This Is Trump’s Wall’: 14-Mile Border Wall Replacement Completed In San Diego

The old border fence made of landing mats with the new border fence behind it...

Photo by Max Rivlin-Nadler

Above: The old border fence made of landing mats with the new border fence behind it in San Ysidro, California. Friday, August 8, 2019.

The Department of Homeland Security finished construction Friday on a 14-mile stretch of border wall replacement stretching from the ocean to Otay Mesa.

Construction crews and engineers from the Army Corps of Engineers lifted into place a final 30-foot-high panel, which will complete a more than $100 million replacement project.

Vietnam-era landing mats have marked the border since the mid-nineteen nineties.

Reported by Max Rivlin-Nadler , Video by Kris Arciaga

Border Patrol agent Vincent Pirro told reporters that this section of the border wall replacement is the wall that Trump built.

“This was during his administration.

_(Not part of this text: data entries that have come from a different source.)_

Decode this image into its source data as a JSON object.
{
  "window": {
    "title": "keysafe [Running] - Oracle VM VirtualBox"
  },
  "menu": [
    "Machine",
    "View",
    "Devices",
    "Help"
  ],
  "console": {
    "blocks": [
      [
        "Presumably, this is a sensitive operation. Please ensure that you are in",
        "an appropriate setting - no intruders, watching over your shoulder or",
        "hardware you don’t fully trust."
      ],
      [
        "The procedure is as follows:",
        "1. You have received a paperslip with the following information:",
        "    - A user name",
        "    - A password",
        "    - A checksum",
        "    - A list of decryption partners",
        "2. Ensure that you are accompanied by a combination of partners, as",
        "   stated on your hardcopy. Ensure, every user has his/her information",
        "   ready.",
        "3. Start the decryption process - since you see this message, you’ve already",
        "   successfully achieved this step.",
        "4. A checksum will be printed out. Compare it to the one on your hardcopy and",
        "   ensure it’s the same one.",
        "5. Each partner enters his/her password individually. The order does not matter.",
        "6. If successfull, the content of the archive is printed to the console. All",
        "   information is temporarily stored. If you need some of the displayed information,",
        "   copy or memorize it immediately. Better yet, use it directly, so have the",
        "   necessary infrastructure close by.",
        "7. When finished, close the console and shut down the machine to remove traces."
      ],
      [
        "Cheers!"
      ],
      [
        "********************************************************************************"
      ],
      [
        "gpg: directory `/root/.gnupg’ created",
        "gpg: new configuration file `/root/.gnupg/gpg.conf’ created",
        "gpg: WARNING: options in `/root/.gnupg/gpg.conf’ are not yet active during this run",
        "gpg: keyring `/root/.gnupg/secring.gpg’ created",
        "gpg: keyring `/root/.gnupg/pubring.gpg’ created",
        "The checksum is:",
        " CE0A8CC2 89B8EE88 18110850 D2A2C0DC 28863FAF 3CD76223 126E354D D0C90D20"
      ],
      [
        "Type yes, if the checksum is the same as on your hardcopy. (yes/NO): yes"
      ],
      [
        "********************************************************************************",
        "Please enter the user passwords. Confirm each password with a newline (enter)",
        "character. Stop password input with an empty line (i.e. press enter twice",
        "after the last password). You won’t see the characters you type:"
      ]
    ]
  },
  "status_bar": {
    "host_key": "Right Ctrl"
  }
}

It was funded and approved and it was built under his administration,” Pirro said. “This is Trump’s wall.”

RELATED: Government Report Shows Border Wall Designs Can Be Broken

Construction crews are still working on a 30-foot-high secondary fence that will complement the replacement wall. The section of secondary fence near Otay Mesa stands where eight steel-and-concrete border wall prototypes were erected a few yards from the border. These prototypes were knocked down in February.

Both the new fence and the secondary fence are slatted, allowing border patrol officers to see clearly into Mexico, which they could not do with the landing mats.

Arrests of people crossing the border illegally dropped by 24% between June and July of this year, but still remain much higher than a year ago.

Listen to this story by Max Rivlin-Nadler.

FEATURED PODCAST

San Diego News Matters podcast branding

KPBS' daily news podcast covering local politics, education, health, environment, the border and more. New episodes are ready weekday mornings so you can listen on your morning commute.

Want more KPBS news?
Find us on Twitter and Facebook, or sign up for our newsletters.

To view PDF documents, Download Acrobat Reader.